For example, Greenblatt explains, end users may not always know if their devices’ operating system has been updated, because in many cases those devices are set to auto-update. Similarly, they may not know that certain apps require an update, or even whether the software running on a piece of AV equipment they’re trying to control needs its own upgrade (or if they know, that the upgrade failed). “You certainly don’t want to discover any of that while you’re using an iPad to control an AV presentation to a client,” Greenblatt says. “At the very least, we suggest that they set up a web page as a back-up solution.”
Commercial control system users may be forgiven for thinking their iPads and Android tablets can be used interchangeably with the dedicated touchpanels sold by control system manufacturers. Both platforms are handheld, often wireless and feature full-color touchscreens. And the cost difference between an app and a purpose-built touchpanel has certainly led many to want to use their consumer devices for control both at home and in the enterprise.
Fortunately, the choice of tablet over touchpanel hasn’t become the no-brainer decision that it seems on the surface. What had initially been disconcerting to control-system companies has ultimately proven a benefit, namely that economies of scale — driven by the popularity of consumer tablets — have pushed down the cost of certain components for everyone. Meaning the decision to forego a commercial control panel doesn’t come down to price anymore.
Tom Barnett, Director of Marketing at Crestron, says that market dynamics have, for example, brought down the cost a Crestron 7-inch touchscreen controller to about $1,500, from close to $5,000 just a few years earlier. Certainly, such a drastic a price drop has implications for AV integrator margins, but Barnett points out that a dedicated, enterprise-designed touchpanel still offers more margin flexibility than an iPad sold in an Apple store.
Pressure from consumer devices has also propelled the development of bridge apps, which commercial control system developers can leverage for other pro AV systems. Barnett points to Crestron’s AirMedia wireless presentation system, which includes an app that lets users transmit PowerPoint, Word, Excel and PDF documents from iOS and Android devices to Crestron-controlled commercial room displays.
“There is a level at which consumer and enterprise-level devices can coexist,” he says.
The Future: Fewer Tablets but More Devices
All that said, tablet sales have apparently hit a wall. Total Q4 2014 worldwide shipments of the category (which now includes hybrid laptop/tablet devices, such as the Microsoft Surface) came in at 76.1 million units, down from 78.6 million a year earlier, according to tech research firm IDC. That was the first time tablet shipments have declined since the iPad ignited the market in 2010. IDC also cut its forecast on future tablet shipments.
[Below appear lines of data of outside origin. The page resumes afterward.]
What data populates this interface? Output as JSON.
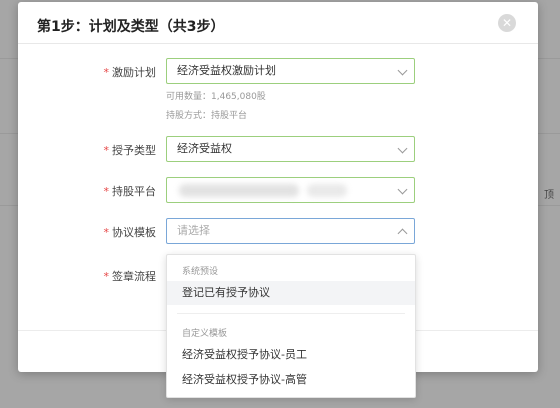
{
  "background": {
    "edge_text": "顶"
  },
  "modal": {
    "title": "第1步：计划及类型（共3步）",
    "close_symbol": "✕"
  },
  "form": {
    "incentive_plan": {
      "label": "激励计划",
      "value": "经济受益权激励计划",
      "available_qty": "可用数量：1,465,080股",
      "holding_method": "持股方式：持股平台"
    },
    "grant_type": {
      "label": "授予类型",
      "value": "经济受益权"
    },
    "holding_platform": {
      "label": "持股平台"
    },
    "agreement_template": {
      "label": "协议模板",
      "placeholder": "请选择"
    },
    "signing_process": {
      "label": "签章流程"
    }
  },
  "dropdown": {
    "groups": [
      {
        "title": "系统预设",
        "options": [
          "登记已有授予协议"
        ]
      },
      {
        "title": "自定义模板",
        "options": [
          "经济受益权授予协议-员工",
          "经济受益权授予协议-高管"
        ]
      }
    ]
  },
  "colors": {
    "required": "#e64545",
    "valid_border": "#9ccf7d",
    "focus_border": "#7aa7d8"
  }
}
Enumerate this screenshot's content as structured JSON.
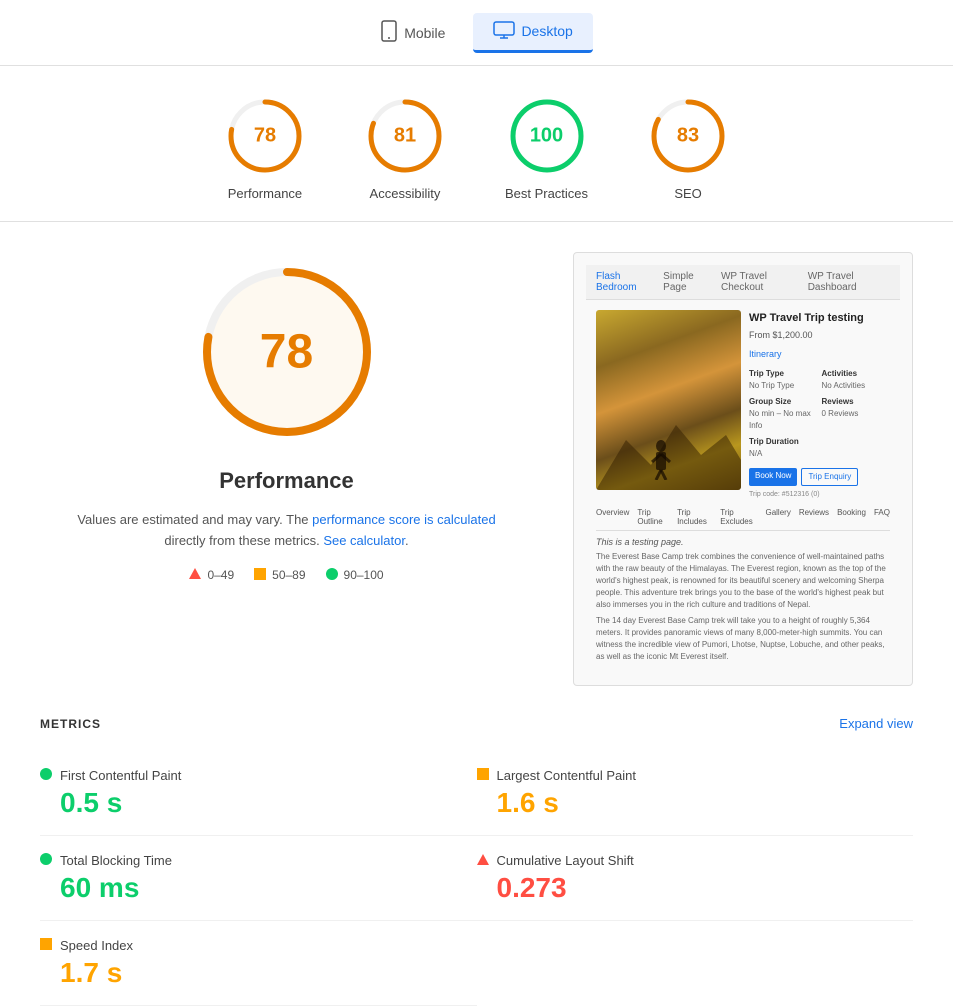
{
  "tabs": [
    {
      "id": "mobile",
      "label": "Mobile",
      "active": false,
      "icon": "📱"
    },
    {
      "id": "desktop",
      "label": "Desktop",
      "active": true,
      "icon": "💻"
    }
  ],
  "scores": [
    {
      "id": "performance",
      "value": 78,
      "label": "Performance",
      "color": "#e67c00",
      "strokeColor": "#e67c00",
      "percent": 78
    },
    {
      "id": "accessibility",
      "value": 81,
      "label": "Accessibility",
      "color": "#e67c00",
      "strokeColor": "#e67c00",
      "percent": 81
    },
    {
      "id": "best-practices",
      "value": 100,
      "label": "Best Practices",
      "color": "#0cce6b",
      "strokeColor": "#0cce6b",
      "percent": 100
    },
    {
      "id": "seo",
      "value": 83,
      "label": "SEO",
      "color": "#e67c00",
      "strokeColor": "#e67c00",
      "percent": 83
    }
  ],
  "big_score": {
    "value": 78,
    "label": "Performance",
    "description_start": "Values are estimated and may vary. The ",
    "description_link": "performance score is calculated",
    "description_mid": " directly from these metrics. ",
    "description_link2": "See calculator",
    "description_end": "."
  },
  "legend": [
    {
      "id": "fail",
      "icon": "triangle",
      "color": "#ff4e42",
      "label": "0–49"
    },
    {
      "id": "average",
      "icon": "square",
      "color": "#ffa400",
      "label": "50–89"
    },
    {
      "id": "pass",
      "icon": "circle",
      "color": "#0cce6b",
      "label": "90–100"
    }
  ],
  "metrics_title": "METRICS",
  "expand_label": "Expand view",
  "metrics": [
    {
      "id": "fcp",
      "name": "First Contentful Paint",
      "value": "0.5 s",
      "status": "green",
      "icon": "circle"
    },
    {
      "id": "lcp",
      "name": "Largest Contentful Paint",
      "value": "1.6 s",
      "status": "orange",
      "icon": "square"
    },
    {
      "id": "tbt",
      "name": "Total Blocking Time",
      "value": "60 ms",
      "status": "green",
      "icon": "circle"
    },
    {
      "id": "cls",
      "name": "Cumulative Layout Shift",
      "value": "0.273",
      "status": "red",
      "icon": "triangle"
    },
    {
      "id": "si",
      "name": "Speed Index",
      "value": "1.7 s",
      "status": "orange",
      "icon": "square"
    }
  ],
  "screenshot": {
    "header_items": [
      "Flash Bedroom",
      "Simple Page",
      "WP Travel Checkout",
      "WP Travel Dashboard"
    ],
    "title": "WP Travel Trip testing",
    "subtitle": "From $1,200.00"
  }
}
But that doesn’t mean customers are losing their appetite for controlling things from the device in their hands. If Apple’s record Q4 2014 sales of big-screen iPhone 6 and iPhone 6 Plus smartphones is a sign of anything, it’s that demand seems to be shifting toward larger smartphones and phablets.
If there’s a downside to putting AV systems control onto consumer devices, it’s that if functionality fails, customers probably won’t be calling Apple or Google to complain. They may not even call Crestron or AMX. Integrators and consultants will be on the front lines. In AV pros’ efforts to fulfill clients’ requests for control system interfaces on mobile devices, the “expectations” button may be the most important element of the design. And in the end, ironically, limiting control systems access from consumer devices may actually give clients the best possible control experience.